Segment Open

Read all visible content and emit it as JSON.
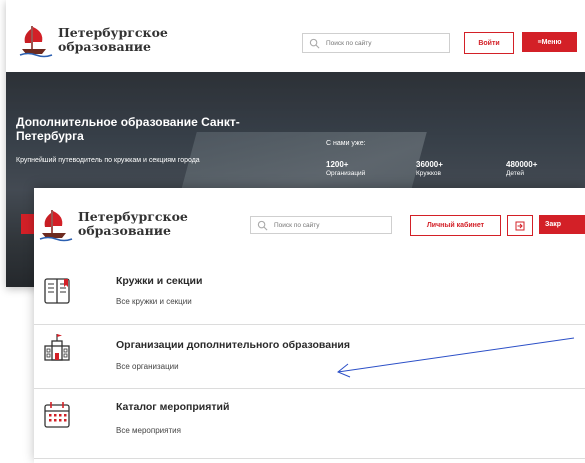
{
  "back_window": {
    "logo": {
      "line1": "Петербургское",
      "line2": "образование"
    },
    "search": {
      "placeholder": "Поиск по сайту"
    },
    "login_label": "Войти",
    "menu_label": "≡Меню",
    "hero": {
      "title": "Дополнительное образование Санкт-Петербурга",
      "subtitle": "Крупнейший путеводитель по кружкам и секциям города",
      "with_us": "С нами уже:",
      "stats": [
        {
          "value": "1200+",
          "label": "Организаций"
        },
        {
          "value": "36000+",
          "label": "Кружков"
        },
        {
          "value": "480000+",
          "label": "Детей"
        }
      ]
    }
  },
  "front_window": {
    "logo": {
      "line1": "Петербургское",
      "line2": "образование"
    },
    "search": {
      "placeholder": "Поиск по сайту"
    },
    "cabinet_label": "Личный кабинет",
    "close_label": "Закр",
    "menu": [
      {
        "title": "Кружки и секции",
        "subtitle": "Все кружки и секции",
        "icon": "book-icon"
      },
      {
        "title": "Организации дополнительного образования",
        "subtitle": "Все организации",
        "icon": "school-building-icon"
      },
      {
        "title": "Каталог мероприятий",
        "subtitle": "Все мероприятия",
        "icon": "calendar-icon"
      }
    ]
  },
  "colors": {
    "accent": "#d32027",
    "annotation_arrow": "#2b4fc7"
  }
}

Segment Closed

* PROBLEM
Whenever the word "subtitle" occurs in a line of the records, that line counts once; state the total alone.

* ANSWER SECTION
4